● **What needs to be done**: Please state the number of lines in the records below that contain the string "handle", and nothing further.

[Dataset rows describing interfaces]
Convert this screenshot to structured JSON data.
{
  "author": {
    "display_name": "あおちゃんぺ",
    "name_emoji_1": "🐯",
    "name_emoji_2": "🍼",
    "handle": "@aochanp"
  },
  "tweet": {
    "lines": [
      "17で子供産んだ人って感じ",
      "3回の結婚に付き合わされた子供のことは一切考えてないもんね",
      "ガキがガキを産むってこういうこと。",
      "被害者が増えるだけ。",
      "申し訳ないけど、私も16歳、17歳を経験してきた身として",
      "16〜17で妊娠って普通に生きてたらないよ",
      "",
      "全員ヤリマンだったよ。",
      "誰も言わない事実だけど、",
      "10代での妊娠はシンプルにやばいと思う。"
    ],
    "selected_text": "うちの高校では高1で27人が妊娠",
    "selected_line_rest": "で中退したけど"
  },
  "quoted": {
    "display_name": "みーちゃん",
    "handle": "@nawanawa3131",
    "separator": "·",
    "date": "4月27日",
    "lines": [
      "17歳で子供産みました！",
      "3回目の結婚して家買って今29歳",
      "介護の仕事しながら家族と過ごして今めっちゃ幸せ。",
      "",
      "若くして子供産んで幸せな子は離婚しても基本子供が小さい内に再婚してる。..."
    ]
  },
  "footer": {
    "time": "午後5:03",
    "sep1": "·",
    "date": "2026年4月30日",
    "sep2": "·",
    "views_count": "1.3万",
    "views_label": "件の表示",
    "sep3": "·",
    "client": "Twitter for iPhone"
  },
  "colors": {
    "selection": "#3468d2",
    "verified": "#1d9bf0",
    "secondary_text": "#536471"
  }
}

● **Expected answer**: 2